■ **What you should do**:
Would you print the records below without changing anything?

■ **Exercise materials**:
^^^^^^^^^^^^^^^^

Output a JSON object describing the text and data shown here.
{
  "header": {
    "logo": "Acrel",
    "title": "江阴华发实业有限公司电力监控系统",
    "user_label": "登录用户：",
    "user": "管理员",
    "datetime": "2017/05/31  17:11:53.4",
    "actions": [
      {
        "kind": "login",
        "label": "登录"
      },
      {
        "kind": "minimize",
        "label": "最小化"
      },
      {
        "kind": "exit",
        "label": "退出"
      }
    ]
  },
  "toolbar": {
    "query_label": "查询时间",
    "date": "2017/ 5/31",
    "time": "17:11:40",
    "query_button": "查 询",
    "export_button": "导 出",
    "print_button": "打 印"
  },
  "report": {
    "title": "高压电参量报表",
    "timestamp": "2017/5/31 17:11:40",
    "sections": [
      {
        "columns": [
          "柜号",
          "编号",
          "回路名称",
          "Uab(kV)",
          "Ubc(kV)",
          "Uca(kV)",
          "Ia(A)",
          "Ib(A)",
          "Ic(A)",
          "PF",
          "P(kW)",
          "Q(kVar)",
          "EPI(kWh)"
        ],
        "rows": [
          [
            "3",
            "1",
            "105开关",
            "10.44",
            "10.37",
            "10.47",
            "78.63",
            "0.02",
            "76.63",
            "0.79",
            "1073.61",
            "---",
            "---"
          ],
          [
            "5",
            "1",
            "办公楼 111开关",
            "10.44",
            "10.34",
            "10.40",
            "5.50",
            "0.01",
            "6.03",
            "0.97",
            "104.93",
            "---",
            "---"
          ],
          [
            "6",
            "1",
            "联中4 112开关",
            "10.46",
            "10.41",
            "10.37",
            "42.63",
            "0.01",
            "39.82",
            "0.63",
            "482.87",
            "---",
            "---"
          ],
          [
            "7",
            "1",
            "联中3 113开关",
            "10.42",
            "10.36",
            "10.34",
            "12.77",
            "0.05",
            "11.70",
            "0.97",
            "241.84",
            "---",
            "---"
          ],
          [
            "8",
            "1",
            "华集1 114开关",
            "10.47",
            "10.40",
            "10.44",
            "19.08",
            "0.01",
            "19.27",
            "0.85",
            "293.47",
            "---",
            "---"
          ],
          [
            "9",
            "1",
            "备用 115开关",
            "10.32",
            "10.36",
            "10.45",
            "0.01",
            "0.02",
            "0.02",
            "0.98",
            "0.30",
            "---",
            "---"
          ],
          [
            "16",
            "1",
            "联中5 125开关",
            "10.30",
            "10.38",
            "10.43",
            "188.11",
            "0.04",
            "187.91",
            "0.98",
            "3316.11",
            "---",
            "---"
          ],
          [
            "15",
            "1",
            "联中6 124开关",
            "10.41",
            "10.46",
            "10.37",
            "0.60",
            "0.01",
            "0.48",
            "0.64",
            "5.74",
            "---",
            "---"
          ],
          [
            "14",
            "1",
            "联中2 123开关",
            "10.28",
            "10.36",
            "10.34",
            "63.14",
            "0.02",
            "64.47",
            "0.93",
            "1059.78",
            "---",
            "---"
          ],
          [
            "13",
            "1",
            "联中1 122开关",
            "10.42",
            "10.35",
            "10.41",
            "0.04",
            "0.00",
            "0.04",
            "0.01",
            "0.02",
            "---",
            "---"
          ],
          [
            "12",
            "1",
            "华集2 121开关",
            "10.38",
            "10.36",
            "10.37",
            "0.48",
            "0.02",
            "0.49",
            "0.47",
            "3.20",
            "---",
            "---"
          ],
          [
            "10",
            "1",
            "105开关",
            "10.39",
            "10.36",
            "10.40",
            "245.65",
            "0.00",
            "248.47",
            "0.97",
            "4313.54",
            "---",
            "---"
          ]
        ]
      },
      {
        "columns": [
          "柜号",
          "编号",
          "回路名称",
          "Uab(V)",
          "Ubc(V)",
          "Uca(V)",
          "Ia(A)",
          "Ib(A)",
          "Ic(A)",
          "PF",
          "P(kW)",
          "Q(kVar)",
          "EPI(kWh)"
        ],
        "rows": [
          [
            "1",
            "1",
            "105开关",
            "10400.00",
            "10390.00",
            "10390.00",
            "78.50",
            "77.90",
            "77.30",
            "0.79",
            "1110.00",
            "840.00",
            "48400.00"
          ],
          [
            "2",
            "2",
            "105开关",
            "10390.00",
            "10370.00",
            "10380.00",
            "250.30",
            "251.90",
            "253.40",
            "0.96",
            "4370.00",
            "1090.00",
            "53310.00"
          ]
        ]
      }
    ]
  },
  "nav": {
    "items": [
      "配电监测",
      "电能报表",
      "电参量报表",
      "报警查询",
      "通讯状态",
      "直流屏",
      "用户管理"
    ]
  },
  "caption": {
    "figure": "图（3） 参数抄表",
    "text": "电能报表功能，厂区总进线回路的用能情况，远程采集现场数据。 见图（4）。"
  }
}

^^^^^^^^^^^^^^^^

■ **Completed task**:
Output a JSON object describing the text and data shown here.
{
  "header": {
    "logo": "Acrel",
    "title": "江阴华发实业有限公司电力监控系统",
    "user_label": "登录用户：",
    "user": "管理员",
    "datetime": "2017/05/31  17:11:53.4",
    "actions": [
      {
        "kind": "login",
        "label": "登录"
      },
      {
        "kind": "minimize",
        "label": "最小化"
      },
      {
        "kind": "exit",
        "label": "退出"
      }
    ]
  },
  "toolbar": {
    "query_label": "查询时间",
    "date": "2017/ 5/31",
    "time": "17:11:40",
    "query_button": "查 询",
    "export_button": "导 出",
    "print_button": "打 印"
  },
  "report": {
    "title": "高压电参量报表",
    "timestamp": "2017/5/31 17:11:40",
    "sections": [
      {
        "columns": [
          "柜号",
          "编号",
          "回路名称",
          "Uab(kV)",
          "Ubc(kV)",
          "Uca(kV)",
          "Ia(A)",
          "Ib(A)",
          "Ic(A)",
          "PF",
          "P(kW)",
          "Q(kVar)",
          "EPI(kWh)"
        ],
        "rows": [
          [
            "3",
            "1",
            "105开关",
            "10.44",
            "10.37",
            "10.47",
            "78.63",
            "0.02",
            "76.63",
            "0.79",
            "1073.61",
            "---",
            "---"
          ],
          [
            "5",
            "1",
            "办公楼 111开关",
            "10.44",
            "10.34",
            "10.40",
            "5.50",
            "0.01",
            "6.03",
            "0.97",
            "104.93",
            "---",
            "---"
          ],
          [
            "6",
            "1",
            "联中4 112开关",
            "10.46",
            "10.41",
            "10.37",
            "42.63",
            "0.01",
            "39.82",
            "0.63",
            "482.87",
            "---",
            "---"
          ],
          [
            "7",
            "1",
            "联中3 113开关",
            "10.42",
            "10.36",
            "10.34",
            "12.77",
            "0.05",
            "11.70",
            "0.97",
            "241.84",
            "---",
            "---"
          ],
          [
            "8",
            "1",
            "华集1 114开关",
            "10.47",
            "10.40",
            "10.44",
            "19.08",
            "0.01",
            "19.27",
            "0.85",
            "293.47",
            "---",
            "---"
          ],
          [
            "9",
            "1",
            "备用 115开关",
            "10.32",
            "10.36",
            "10.45",
            "0.01",
            "0.02",
            "0.02",
            "0.98",
            "0.30",
            "---",
            "---"
          ],
          [
            "16",
            "1",
            "联中5 125开关",
            "10.30",
            "10.38",
            "10.43",
            "188.11",
            "0.04",
            "187.91",
            "0.98",
            "3316.11",
            "---",
            "---"
          ],
          [
            "15",
            "1",
            "联中6 124开关",
            "10.41",
            "10.46",
            "10.37",
            "0.60",
            "0.01",
            "0.48",
            "0.64",
            "5.74",
            "---",
            "---"
          ],
          [
            "14",
            "1",
            "联中2 123开关",
            "10.28",
            "10.36",
            "10.34",
            "63.14",
            "0.02",
            "64.47",
            "0.93",
            "1059.78",
            "---",
            "---"
          ],
          [
            "13",
            "1",
            "联中1 122开关",
            "10.42",
            "10.35",
            "10.41",
            "0.04",
            "0.00",
            "0.04",
            "0.01",
            "0.02",
            "---",
            "---"
          ],
          [
            "12",
            "1",
            "华集2 121开关",
            "10.38",
            "10.36",
            "10.37",
            "0.48",
            "0.02",
            "0.49",
            "0.47",
            "3.20",
            "---",
            "---"
          ],
          [
            "10",
            "1",
            "105开关",
            "10.39",
            "10.36",
            "10.40",
            "245.65",
            "0.00",
            "248.47",
            "0.97",
            "4313.54",
            "---",
            "---"
          ]
        ]
      },
      {
        "columns": [
          "柜号",
          "编号",
          "回路名称",
          "Uab(V)",
          "Ubc(V)",
          "Uca(V)",
          "Ia(A)",
          "Ib(A)",
          "Ic(A)",
          "PF",
          "P(kW)",
          "Q(kVar)",
          "EPI(kWh)"
        ],
        "rows": [
          [
            "1",
            "1",
            "105开关",
            "10400.00",
            "10390.00",
            "10390.00",
            "78.50",
            "77.90",
            "77.30",
            "0.79",
            "1110.00",
            "840.00",
            "48400.00"
          ],
          [
            "2",
            "2",
            "105开关",
            "10390.00",
            "10370.00",
            "10380.00",
            "250.30",
            "251.90",
            "253.40",
            "0.96",
            "4370.00",
            "1090.00",
            "53310.00"
          ]
        ]
      }
    ]
  },
  "nav": {
    "items": [
      "配电监测",
      "电能报表",
      "电参量报表",
      "报警查询",
      "通讯状态",
      "直流屏",
      "用户管理"
    ]
  },
  "caption": {
    "figure": "图（3） 参数抄表",
    "text": "电能报表功能，厂区总进线回路的用能情况，远程采集现场数据。 见图（4）。"
  }
}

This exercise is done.